"She talks on how Mr. Kobe Bryant grabbed her neck and choked her," Mackey told Winters. "You looked at her neck to see?"

Winters said that he had, then Mackey asked if he had seen any injuries on her neck.

"Not from the front, no," he said.

"Not a red mark?" she asked.

"That's correct," he said.

"Not a scratch?"

"That's correct."

The hearing began as hundreds of reporters and a handful of spectators gathered outside the courthouse to catch a glimpse of Bryant, who arrived with his lawyers in a caravan of three sport utility vehicles. He had to take off a necklace and was checked with metal detectors before walking into the courtroom.

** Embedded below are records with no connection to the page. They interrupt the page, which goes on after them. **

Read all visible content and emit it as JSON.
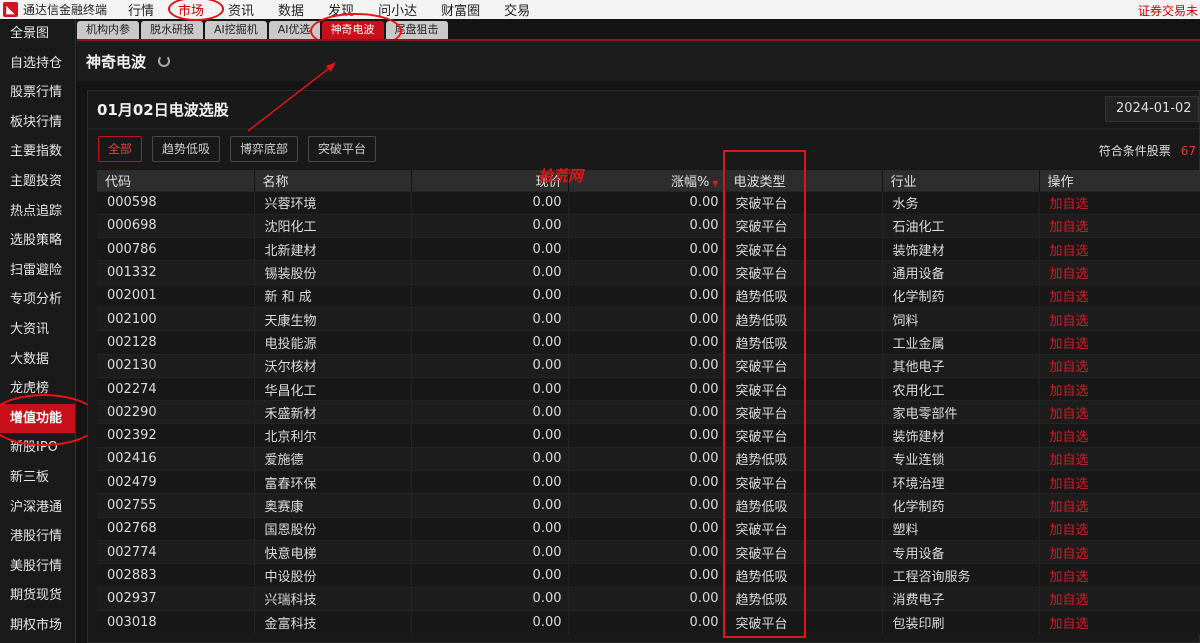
{
  "app": {
    "title": "通达信金融终端",
    "top_right": "证券交易未"
  },
  "top_menu": [
    {
      "label": "行情",
      "active": false
    },
    {
      "label": "市场",
      "active": true
    },
    {
      "label": "资讯",
      "active": false
    },
    {
      "label": "数据",
      "active": false
    },
    {
      "label": "发现",
      "active": false
    },
    {
      "label": "问小达",
      "active": false
    },
    {
      "label": "财富圈",
      "active": false
    },
    {
      "label": "交易",
      "active": false
    }
  ],
  "sidebar": [
    "全景图",
    "自选持仓",
    "股票行情",
    "板块行情",
    "主要指数",
    "主题投资",
    "热点追踪",
    "选股策略",
    "扫雷避险",
    "专项分析",
    "大资讯",
    "大数据",
    "龙虎榜",
    "增值功能",
    "新股IPO",
    "新三板",
    "沪深港通",
    "港股行情",
    "美股行情",
    "期货现货",
    "期权市场"
  ],
  "sidebar_active": "增值功能",
  "tabs": [
    {
      "label": "机构内参",
      "active": false
    },
    {
      "label": "脱水研报",
      "active": false
    },
    {
      "label": "AI挖掘机",
      "active": false
    },
    {
      "label": "AI优选",
      "active": false
    },
    {
      "label": "神奇电波",
      "active": true
    },
    {
      "label": "尾盘狙击",
      "active": false
    }
  ],
  "section_title": "神奇电波",
  "panel": {
    "title": "01月02日电波选股",
    "date": "2024-01-02",
    "filters": [
      {
        "label": "全部",
        "active": true
      },
      {
        "label": "趋势低吸",
        "active": false
      },
      {
        "label": "博弈底部",
        "active": false
      },
      {
        "label": "突破平台",
        "active": false
      }
    ],
    "count_label": "符合条件股票",
    "count_value": "67"
  },
  "watermark": "拾荒网",
  "table": {
    "columns": [
      "代码",
      "名称",
      "现价",
      "涨幅%",
      "电波类型",
      "行业",
      "操作"
    ],
    "rows": [
      [
        "000598",
        "兴蓉环境",
        "0.00",
        "0.00",
        "突破平台",
        "水务",
        "加自选"
      ],
      [
        "000698",
        "沈阳化工",
        "0.00",
        "0.00",
        "突破平台",
        "石油化工",
        "加自选"
      ],
      [
        "000786",
        "北新建材",
        "0.00",
        "0.00",
        "突破平台",
        "装饰建材",
        "加自选"
      ],
      [
        "001332",
        "锡装股份",
        "0.00",
        "0.00",
        "突破平台",
        "通用设备",
        "加自选"
      ],
      [
        "002001",
        "新 和 成",
        "0.00",
        "0.00",
        "趋势低吸",
        "化学制药",
        "加自选"
      ],
      [
        "002100",
        "天康生物",
        "0.00",
        "0.00",
        "趋势低吸",
        "饲料",
        "加自选"
      ],
      [
        "002128",
        "电投能源",
        "0.00",
        "0.00",
        "趋势低吸",
        "工业金属",
        "加自选"
      ],
      [
        "002130",
        "沃尔核材",
        "0.00",
        "0.00",
        "突破平台",
        "其他电子",
        "加自选"
      ],
      [
        "002274",
        "华昌化工",
        "0.00",
        "0.00",
        "突破平台",
        "农用化工",
        "加自选"
      ],
      [
        "002290",
        "禾盛新材",
        "0.00",
        "0.00",
        "突破平台",
        "家电零部件",
        "加自选"
      ],
      [
        "002392",
        "北京利尔",
        "0.00",
        "0.00",
        "突破平台",
        "装饰建材",
        "加自选"
      ],
      [
        "002416",
        "爱施德",
        "0.00",
        "0.00",
        "趋势低吸",
        "专业连锁",
        "加自选"
      ],
      [
        "002479",
        "富春环保",
        "0.00",
        "0.00",
        "突破平台",
        "环境治理",
        "加自选"
      ],
      [
        "002755",
        "奥赛康",
        "0.00",
        "0.00",
        "趋势低吸",
        "化学制药",
        "加自选"
      ],
      [
        "002768",
        "国恩股份",
        "0.00",
        "0.00",
        "突破平台",
        "塑料",
        "加自选"
      ],
      [
        "002774",
        "快意电梯",
        "0.00",
        "0.00",
        "突破平台",
        "专用设备",
        "加自选"
      ],
      [
        "002883",
        "中设股份",
        "0.00",
        "0.00",
        "趋势低吸",
        "工程咨询服务",
        "加自选"
      ],
      [
        "002937",
        "兴瑞科技",
        "0.00",
        "0.00",
        "趋势低吸",
        "消费电子",
        "加自选"
      ],
      [
        "003018",
        "金富科技",
        "0.00",
        "0.00",
        "突破平台",
        "包装印刷",
        "加自选"
      ]
    ]
  }
}
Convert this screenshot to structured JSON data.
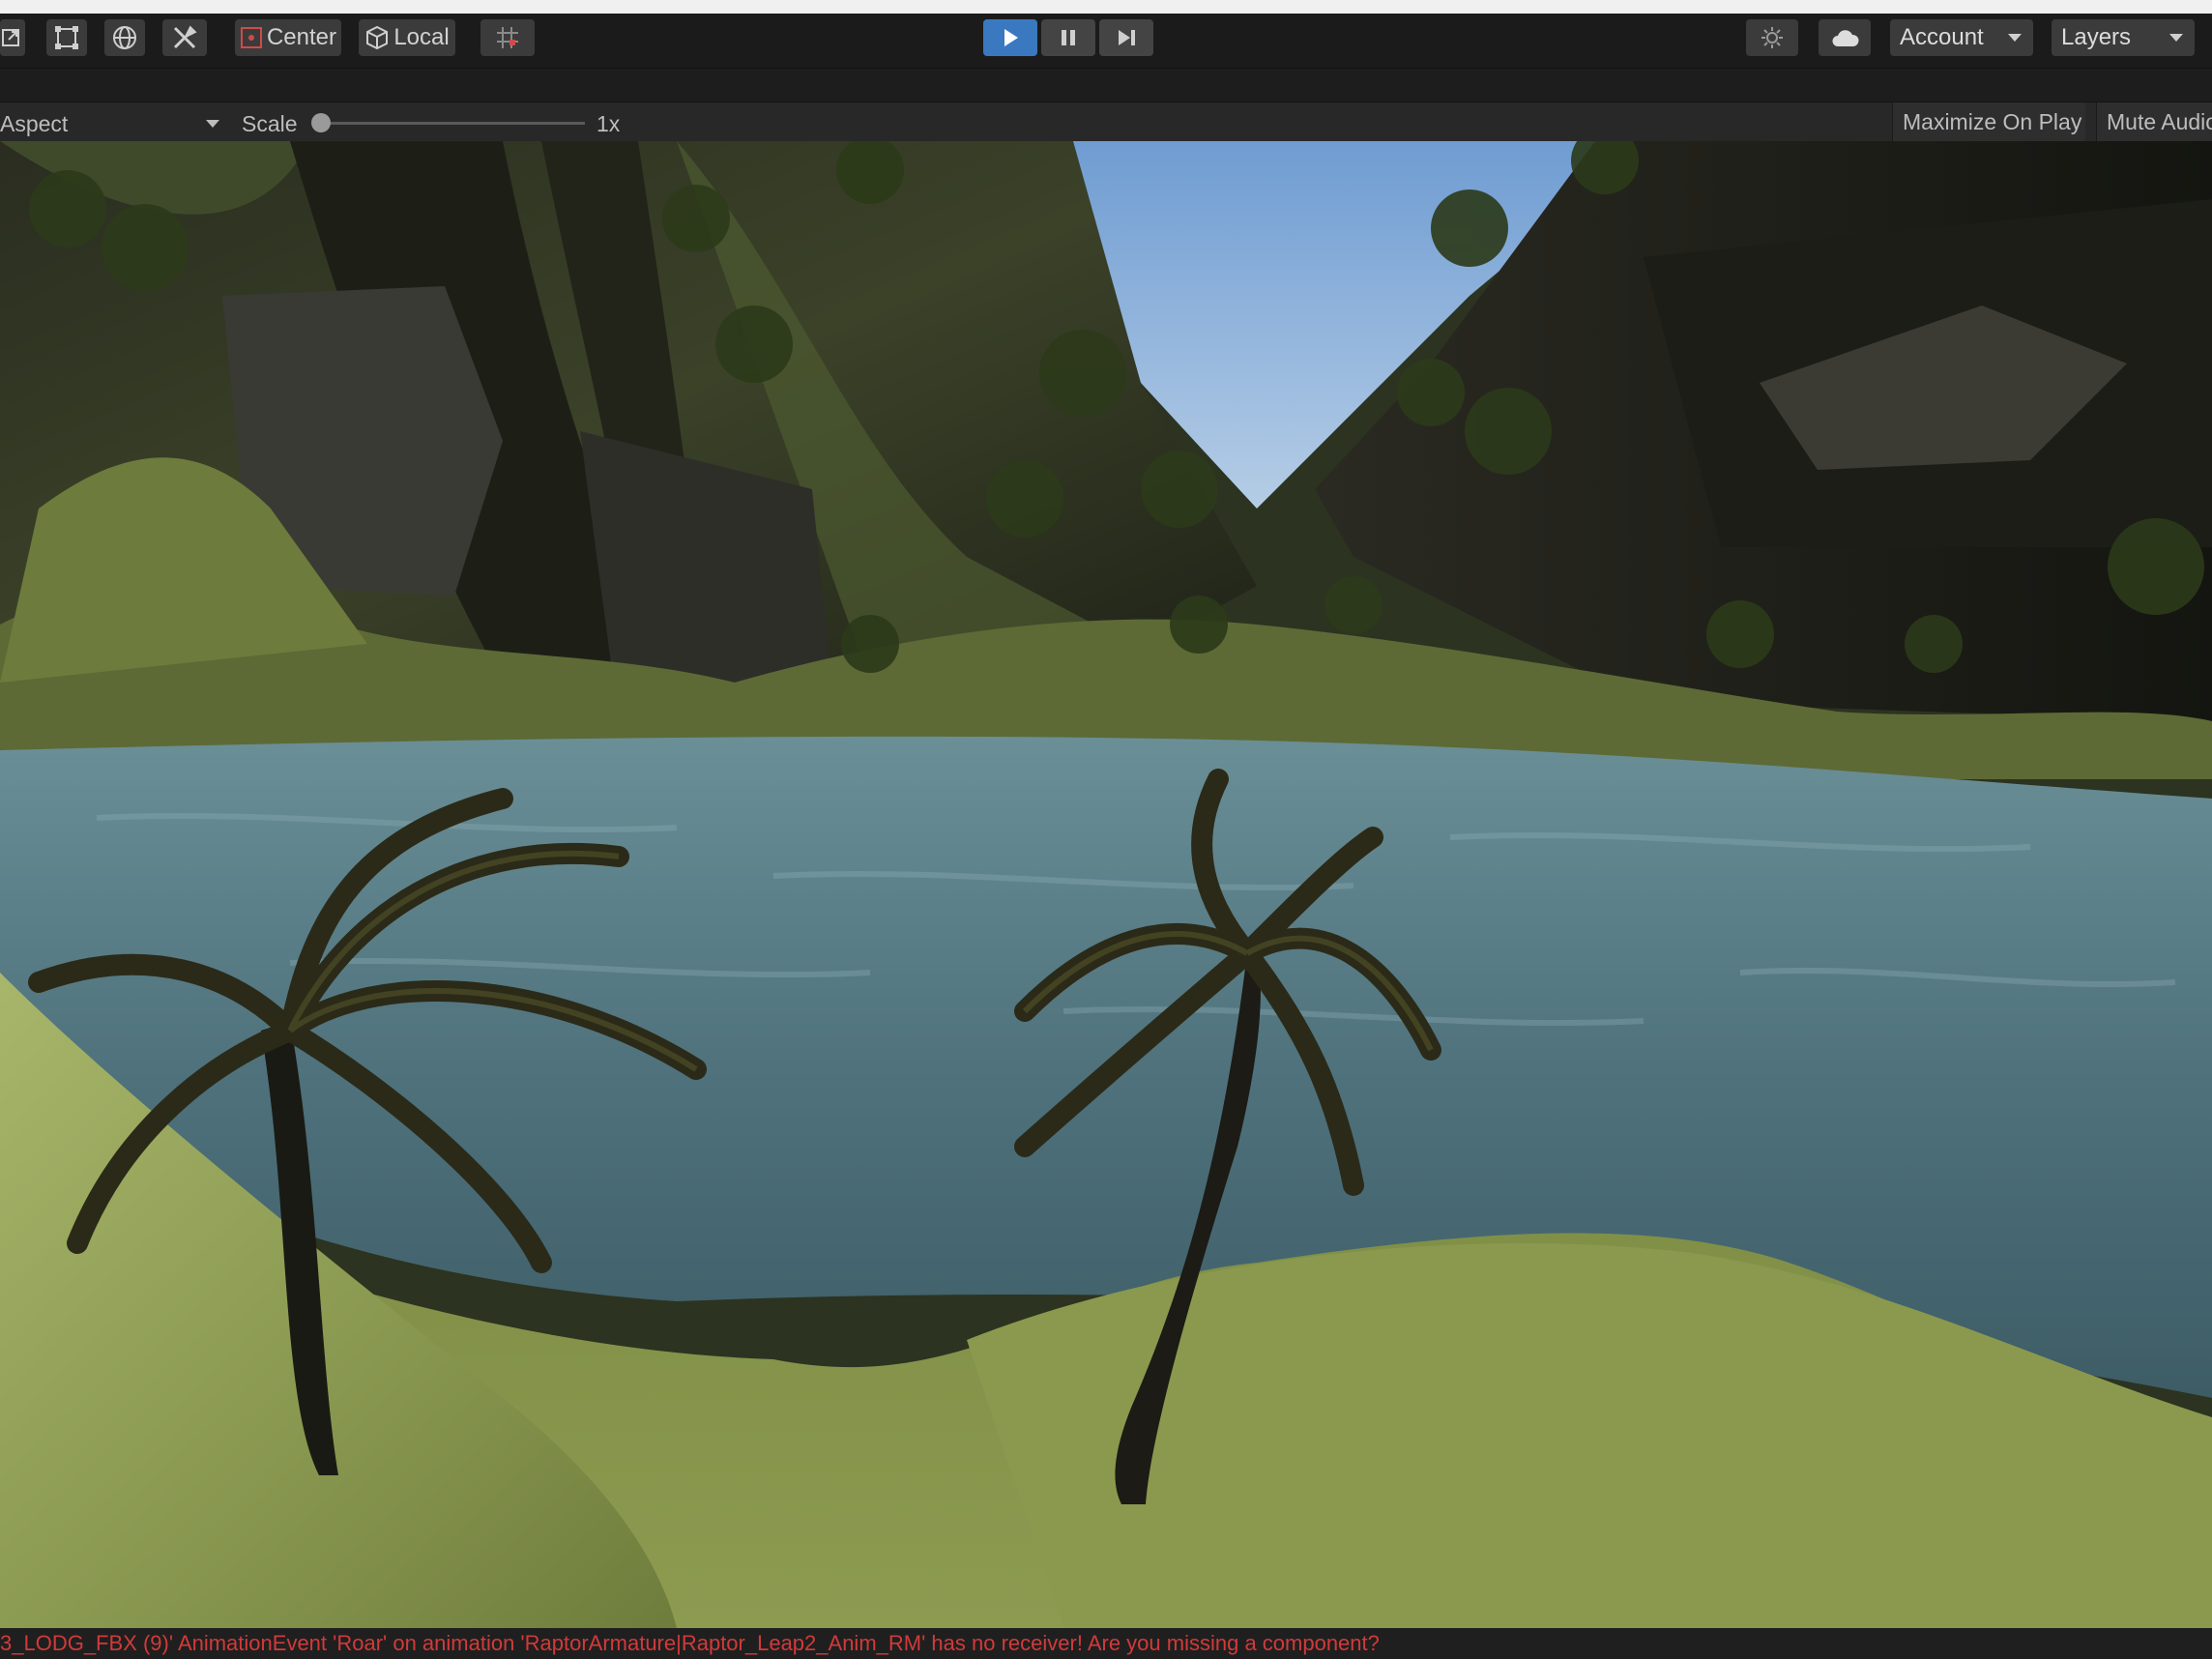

Many legal experts had predicted that the defense would waive the hearing to forego such lurid testimony, and some observers in the courtroom questioned the defense's decision to go forward.

"There was no other defense strategy than to smear the victim," said Norman Early, a former district attorney of Denver. "That's why they wanted a preliminary hearing. That's why all the experts thought there would be none, because nobody thought the defense team would stoop that low."

The hearing will continue at 9 a.m. Wednesday.

"I had hoped that we would have concluded the evidentiary portion of this hearing," Gannett said. "It creates a logistical nightmare."

Jeffrey Toobin, a lawyer who writes the legal affairs column for the New Yorker magazine, said: "This is a disaster for the defense. These are vivid, awful images of Bryant, and they will haunt him in every arena he plays in until the trial - and maybe for the rest of his career."

Bryant has the right to go to trial within six months, but he could agree to push that back until later, perhaps after the NBA season ends early next summer.

Bryant, who is free on $25,000 bond, left the Lakers' training camp in Hawaii on Wednesday to appear at the hearing. He faces up to life in prison if convicted of the felony charge.

There was no word about when Bryant would rejoin the Lakers, although he vowed last week to play this season. He also said he was "terrified" about the prospects of the case moving forward.

Craig Silverman, a former deputy district attorney in Denver who was at the courthouse yesterday, said: "So far, this shows Kobe to be a crude, boorish adulterer, but the charge here is sexual assault. A jury has to be convinced that he forced her to have sex."

There were about 300 reporters and camera crews stationed in Eagle, with television satellite trucks parked in a lot - at $555 a space - near the court.

Compared with Bryant's brief Aug. 6 court appearance, the atmosphere - outside at least - was subdued.

Heightened security was evident. Everyone involved in the case, including Bryant, his accuser and attorneys on both sides, has been threatened by e-mail, letter or telephone. A man pleaded not guilty Monday to charges that he asked for $3 million to kill Bryant's accuser.

Armed guards were outside the Eagle County Justice Center, and only one entrance was open.

The Associated Press, Los Angeles Times and The New York Times contributed to this article.